Toxicity symbols used to mark hazardous chemicals.

On Wednesday, the Utah State University Honors Program held the 44th Annual Last Lecture – a tradition where a distinguished professor is nominated to give a talk as if it were their last presentation at USU.

Dr. Jennifer Peeples, an environmental communications scholar and a professor of communications at USU, delivered a talk on the ways in which we see – or don’t see -- toxicity in the environment and in ourselves.

“We live in a very toxic environment and many of us don’t recognize it. When we purchase things the question we ask is can we afford it?," she said. "We don’t think what are the environmental impacts of me using this product? We think of ease - we don’t think in terms of what is this doing to our physical health and the health of the environment, and it has gotten to the point where we have to.”

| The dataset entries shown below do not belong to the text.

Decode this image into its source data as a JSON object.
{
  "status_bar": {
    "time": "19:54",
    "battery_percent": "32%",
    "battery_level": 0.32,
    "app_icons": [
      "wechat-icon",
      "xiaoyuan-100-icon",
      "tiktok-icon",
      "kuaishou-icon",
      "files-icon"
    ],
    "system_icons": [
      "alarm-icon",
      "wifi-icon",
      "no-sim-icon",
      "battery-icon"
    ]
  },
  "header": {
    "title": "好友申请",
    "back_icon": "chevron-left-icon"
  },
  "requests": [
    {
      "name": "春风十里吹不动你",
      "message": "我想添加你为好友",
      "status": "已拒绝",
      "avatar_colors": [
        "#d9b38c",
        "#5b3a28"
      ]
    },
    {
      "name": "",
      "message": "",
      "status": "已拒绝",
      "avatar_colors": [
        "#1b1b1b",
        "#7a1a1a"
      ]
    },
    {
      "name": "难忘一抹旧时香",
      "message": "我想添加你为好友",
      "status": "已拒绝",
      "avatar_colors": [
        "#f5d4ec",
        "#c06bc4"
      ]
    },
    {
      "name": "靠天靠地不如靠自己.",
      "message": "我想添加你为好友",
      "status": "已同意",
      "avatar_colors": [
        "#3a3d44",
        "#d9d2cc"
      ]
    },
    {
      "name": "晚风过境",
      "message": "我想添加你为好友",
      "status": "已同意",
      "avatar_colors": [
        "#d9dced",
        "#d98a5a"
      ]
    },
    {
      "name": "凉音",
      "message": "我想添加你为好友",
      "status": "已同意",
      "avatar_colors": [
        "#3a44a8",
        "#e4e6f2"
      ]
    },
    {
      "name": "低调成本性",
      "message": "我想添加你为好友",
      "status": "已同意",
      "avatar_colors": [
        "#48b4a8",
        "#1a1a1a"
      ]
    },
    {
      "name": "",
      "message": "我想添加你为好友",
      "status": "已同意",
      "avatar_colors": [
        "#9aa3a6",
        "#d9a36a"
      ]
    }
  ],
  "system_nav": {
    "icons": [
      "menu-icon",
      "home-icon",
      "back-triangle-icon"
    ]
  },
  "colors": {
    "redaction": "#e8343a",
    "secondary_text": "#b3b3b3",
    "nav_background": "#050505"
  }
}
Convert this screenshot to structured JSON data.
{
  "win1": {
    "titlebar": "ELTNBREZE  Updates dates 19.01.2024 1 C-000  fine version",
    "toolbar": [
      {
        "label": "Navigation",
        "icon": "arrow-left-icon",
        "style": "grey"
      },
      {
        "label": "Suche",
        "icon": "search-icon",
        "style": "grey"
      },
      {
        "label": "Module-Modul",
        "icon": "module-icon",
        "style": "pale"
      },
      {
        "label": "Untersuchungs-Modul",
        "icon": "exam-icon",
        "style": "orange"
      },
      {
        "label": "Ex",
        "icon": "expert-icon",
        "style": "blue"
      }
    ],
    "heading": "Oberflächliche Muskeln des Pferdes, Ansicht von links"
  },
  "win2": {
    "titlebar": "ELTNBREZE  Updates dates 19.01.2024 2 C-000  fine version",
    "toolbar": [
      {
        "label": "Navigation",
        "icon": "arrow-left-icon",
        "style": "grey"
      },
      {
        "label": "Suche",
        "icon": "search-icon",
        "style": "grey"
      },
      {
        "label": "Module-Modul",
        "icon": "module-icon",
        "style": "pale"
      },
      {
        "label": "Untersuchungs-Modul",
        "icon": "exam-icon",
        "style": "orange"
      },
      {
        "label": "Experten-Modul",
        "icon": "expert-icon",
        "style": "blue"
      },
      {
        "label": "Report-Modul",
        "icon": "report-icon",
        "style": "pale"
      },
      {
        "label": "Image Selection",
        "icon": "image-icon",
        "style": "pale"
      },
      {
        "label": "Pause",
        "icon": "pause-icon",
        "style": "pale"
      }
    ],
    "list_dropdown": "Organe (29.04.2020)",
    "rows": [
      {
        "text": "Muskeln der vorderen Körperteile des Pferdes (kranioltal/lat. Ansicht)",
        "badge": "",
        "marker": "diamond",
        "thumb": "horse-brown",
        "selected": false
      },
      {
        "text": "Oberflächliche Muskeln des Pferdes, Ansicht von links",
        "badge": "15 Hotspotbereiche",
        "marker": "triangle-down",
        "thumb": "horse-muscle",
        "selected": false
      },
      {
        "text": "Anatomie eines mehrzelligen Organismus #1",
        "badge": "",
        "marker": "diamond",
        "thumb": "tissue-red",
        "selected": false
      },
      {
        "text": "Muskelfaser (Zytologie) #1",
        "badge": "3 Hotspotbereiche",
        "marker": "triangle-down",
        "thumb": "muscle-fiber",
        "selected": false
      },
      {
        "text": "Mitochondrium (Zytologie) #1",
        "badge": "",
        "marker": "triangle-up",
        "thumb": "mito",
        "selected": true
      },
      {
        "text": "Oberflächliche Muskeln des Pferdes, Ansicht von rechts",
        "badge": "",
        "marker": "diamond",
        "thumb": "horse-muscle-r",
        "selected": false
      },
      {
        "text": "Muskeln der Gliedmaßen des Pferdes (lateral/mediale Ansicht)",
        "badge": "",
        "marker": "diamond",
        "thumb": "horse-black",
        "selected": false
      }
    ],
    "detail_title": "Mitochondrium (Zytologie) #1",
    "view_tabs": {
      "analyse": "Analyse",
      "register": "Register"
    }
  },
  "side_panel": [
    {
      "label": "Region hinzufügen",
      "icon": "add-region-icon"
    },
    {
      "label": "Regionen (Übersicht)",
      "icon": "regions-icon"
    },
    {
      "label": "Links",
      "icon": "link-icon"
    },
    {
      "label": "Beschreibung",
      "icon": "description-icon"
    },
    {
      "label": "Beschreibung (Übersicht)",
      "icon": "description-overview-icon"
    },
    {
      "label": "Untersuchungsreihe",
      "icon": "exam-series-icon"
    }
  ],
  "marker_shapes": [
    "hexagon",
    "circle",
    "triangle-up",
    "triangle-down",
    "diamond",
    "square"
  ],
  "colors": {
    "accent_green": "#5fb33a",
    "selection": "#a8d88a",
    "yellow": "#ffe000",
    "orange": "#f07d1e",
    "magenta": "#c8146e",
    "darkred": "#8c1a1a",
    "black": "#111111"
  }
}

Peeples said the way we label substances that are toxic to ourselves and the environment is problematic.

“We need to be able to mark the things that are danger to us, and so we come up with things like the radiation symbol, and we come up with things like the biohazard symbol, but there are many things that are toxic to us that don’t get marked, and so we have a sense that because there's no symbol there, maybe that thing is safe for us. The other difficulty is that these symbols are not universal,” she said.

The toxicity of many chemicals used in the environment are understudied, Peeples saids. Proving toxicity is difficult because we can only test potentially harmful chemicals on laboratory animals, making it easy for companies to dismiss causality for the harm substances may cause to humans. 

Peeples is calling for change – changes in policy, marketing, and attitudes regarding toxic substances.